3. Slower pace of life
Aisyah’s husband, who asked not to be named, said: “At first I thought the change of pace was because I changed my job; I used to work in operations, now I am in logistics, so I thought my job was less intense. But after a while I realised it’s not my job change – the pace of life is really more relaxed here.
I think it’s because there is less population density, fewer crowds… so things move slower. No one is kiasu and fighting to buy things in a long queue; people stop and talk to each other when we meet. In Singapore it feels more rushed, like we always hurry past one another.”
Edwin, however, disagrees. He says that “JB is just as bustling as Singapore. It’s your perspective. Your pace of life is determined by you, not by where you stay.”
4. People are friendlier and more open
Derek finds that both socialising, and doing business, are easier across the causeway. “In Singapore, we have this thing, we expect someone else to introduce us first,” he says, “If you just say hi to someone out of the blue, they think you’re siao. You try to talk to strangers on the MRT, I think they will call the police.
Over here it’s more acceptable to strike up a conversation on the street, in a shop, wherever.”
Edwin says that the neighbours are warmer, and he feels Malaysians in general are better hosts. “I never see a black face when I walk into a shop,” Edwin says, “I see that a lot in Singapore. Down here the customer is a guest, in Singapore the customer is a nuisance.
Wherever you go here, people are more gracious. It’s part of the culture. My first week here, every neighbour already knew my name; already invited me into their house.
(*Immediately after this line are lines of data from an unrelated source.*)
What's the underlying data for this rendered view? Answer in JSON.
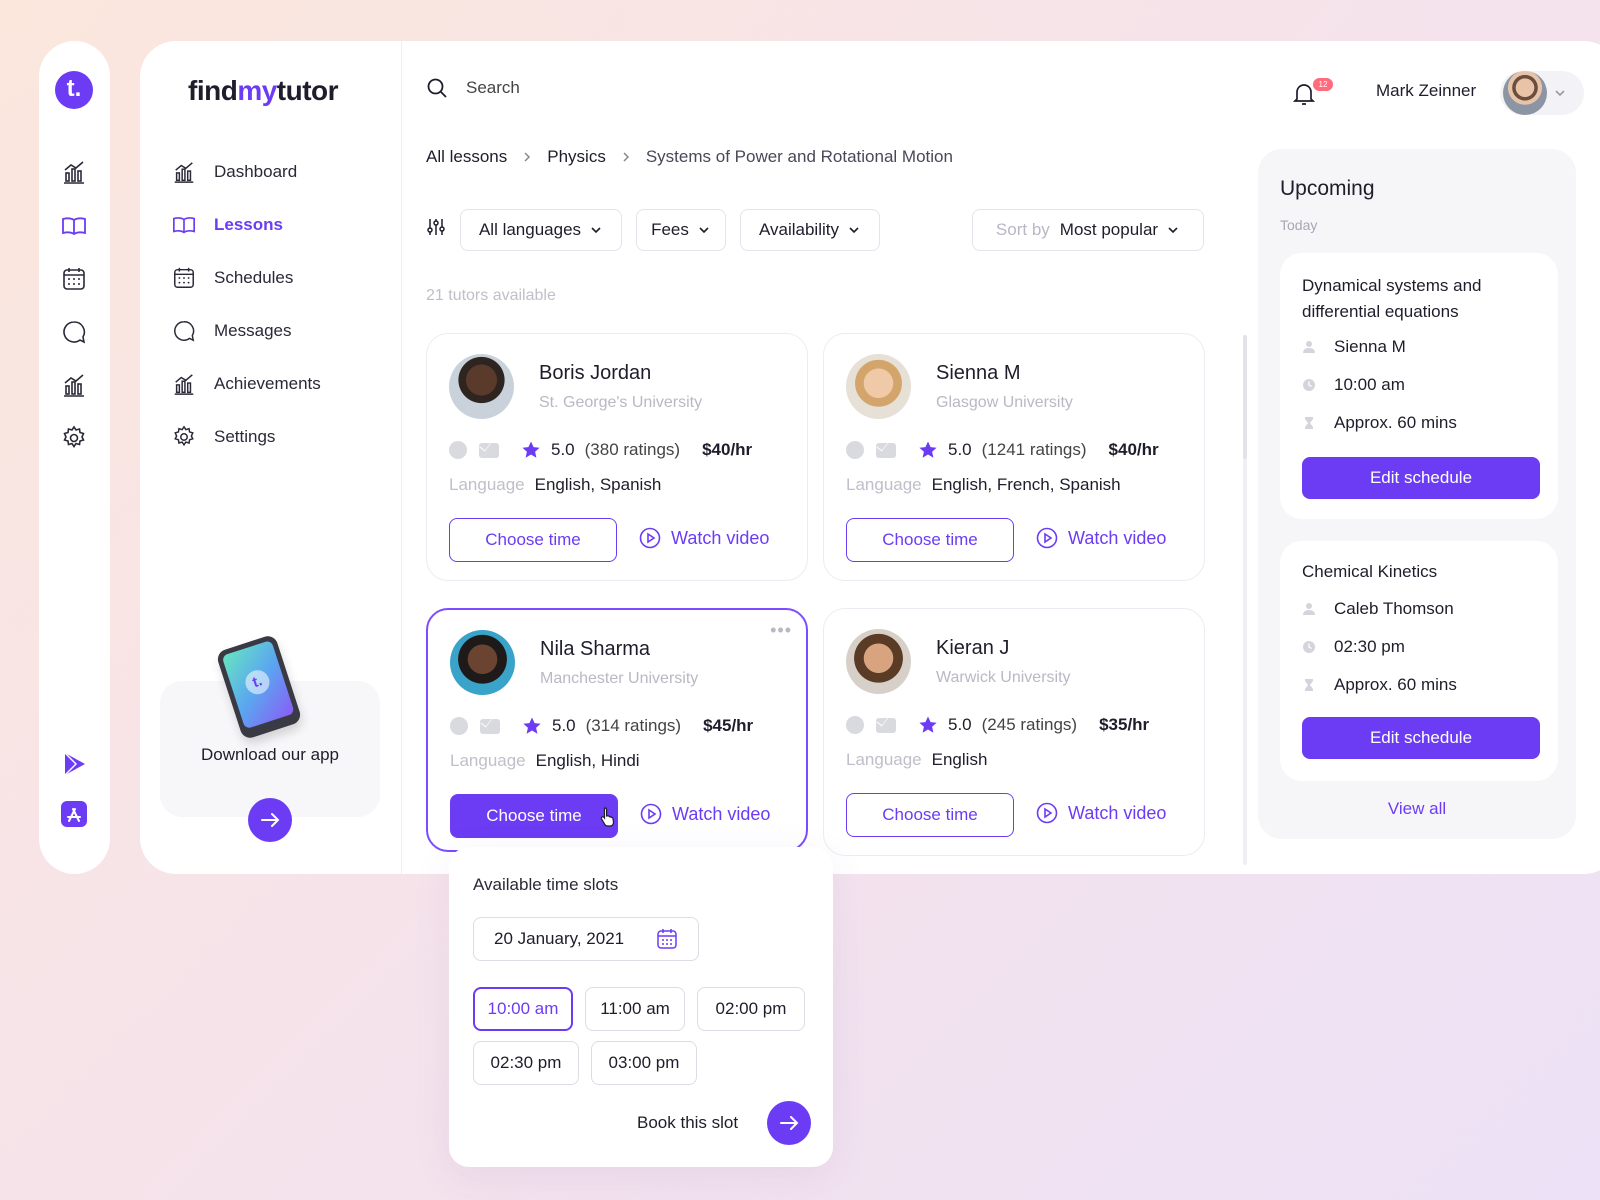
{
  "brand": {
    "prefix": "find",
    "accent": "my",
    "suffix": "tutor",
    "rail_logo": "t."
  },
  "colors": {
    "accent": "#6c3cf5",
    "badge": "#ff6b7d",
    "muted_text": "#b9b8c4"
  },
  "rail": {
    "icons": [
      "chart-icon",
      "book-icon",
      "calendar-icon",
      "message-icon",
      "achievement-icon",
      "gear-icon",
      "play-store-icon",
      "app-store-icon"
    ]
  },
  "nav": {
    "items": [
      {
        "label": "Dashboard",
        "icon": "chart-icon"
      },
      {
        "label": "Lessons",
        "icon": "book-icon",
        "active": true
      },
      {
        "label": "Schedules",
        "icon": "calendar-icon"
      },
      {
        "label": "Messages",
        "icon": "message-icon"
      },
      {
        "label": "Achievements",
        "icon": "achievement-icon"
      },
      {
        "label": "Settings",
        "icon": "gear-icon"
      }
    ]
  },
  "app_promo": {
    "label": "Download our app",
    "phone_logo": "t."
  },
  "header": {
    "search_placeholder": "Search",
    "notification_count": "12",
    "user_name": "Mark Zeinner"
  },
  "breadcrumb": [
    "All lessons",
    "Physics",
    "Systems of Power and Rotational Motion"
  ],
  "filters": {
    "language": "All languages",
    "fees": "Fees",
    "availability": "Availability",
    "sort_label": "Sort by",
    "sort_value": "Most popular"
  },
  "tutors_count": "21 tutors available",
  "tutor_card": {
    "language_label": "Language",
    "choose_time": "Choose time",
    "watch_video": "Watch video"
  },
  "tutors": [
    {
      "name": "Boris Jordan",
      "university": "St. George's University",
      "rating": "5.0",
      "ratings": "(380 ratings)",
      "price": "$40/hr",
      "languages": "English, Spanish"
    },
    {
      "name": "Sienna M",
      "university": "Glasgow University",
      "rating": "5.0",
      "ratings": "(1241 ratings)",
      "price": "$40/hr",
      "languages": "English, French, Spanish"
    },
    {
      "name": "Nila Sharma",
      "university": "Manchester University",
      "rating": "5.0",
      "ratings": "(314 ratings)",
      "price": "$45/hr",
      "languages": "English, Hindi",
      "selected": true
    },
    {
      "name": "Kieran J",
      "university": "Warwick University",
      "rating": "5.0",
      "ratings": "(245 ratings)",
      "price": "$35/hr",
      "languages": "English"
    }
  ],
  "upcoming": {
    "title": "Upcoming",
    "subtitle": "Today",
    "edit_label": "Edit schedule",
    "view_all": "View all",
    "lessons": [
      {
        "title": "Dynamical systems and differential equations",
        "tutor": "Sienna M",
        "time": "10:00 am",
        "duration": "Approx. 60 mins"
      },
      {
        "title": "Chemical Kinetics",
        "tutor": "Caleb Thomson",
        "time": "02:30 pm",
        "duration": "Approx. 60 mins"
      }
    ]
  },
  "time_slots": {
    "title": "Available time slots",
    "date": "20 January, 2021",
    "slots": [
      "10:00 am",
      "11:00 am",
      "02:00 pm",
      "02:30 pm",
      "03:00 pm"
    ],
    "selected": "10:00 am",
    "book_label": "Book this slot"
  }
}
In Singapore, I lived next to my neighbour for two years before he even said hello.”
Is it all rainbows and butterflies in Malaysia?
The two main problems pointed out were the transport infrastructure, and fear of political upheaval.
Derek’s investment in his Iskandar property, for example, didn’t pan out because of current Malaysian Prime Minister Mahatir Mohamad’s shock election victory; this panned previous plans for the Singapore – Malaysia High Speed Rail (HSR). Derek says that:
“I feel the current Malaysian leadership is very protectionist, very suspicious of foreign companies – Asia’s counterpart to Donald Trump, to Brexit. This will slow the arrival of new business into regions like Iskandar. I no longer believe we’ll see the level of development that was the original plan.
But that’s how it is. In Malaysia, the political wind changes like the actual wind. Whatever direction it’s blowing now, it can change in a few minutes.”
Edwin also adds that “Among the older generation of Malaysians, there may be resentment toward the Chinese – because they feel jobs and businesses have been overtaken by them. I don’t think there will be riots or whatever. But the government favours locals over foreigners, and that can make it scary for those who want to do business here.
To live here like me, it’s just some slight friction you got to put up with. But if you work or do business here, you must be prepared for changes that…let’s say they may not be to your advantage.”
Aisyah’s main complaint, however, is the transport infrastructure:
“We’re quite spoiled in Singapore. There is an MRT station everywhere, and the buses are more frequent and regular. In JB, you are more likely to need a car. And if you have children, you’ll probably want to pick them up from school – there’s probably no easy way for them to get back by public transport, unless you want them to use the school bus.”
Aisyah also highlights safety as a concern: “This is a bigger place, so of course it’s harder to police. Most of the crimes are just petty theft, but I am less willing to walk on the street or to use public transport at night. I tell my daughters not to as well. So I guess, it’s another reason you want a car.”
Would you consider living in JB? Voice your thoughts in our comments section or on our Facebook community page.
Looking for a property? Find the home of your dreams today on Singapore’s largest property portal 99.co! You can also access a wide range of tools to calculate your down payments and loan repayments, to make an informed purchase.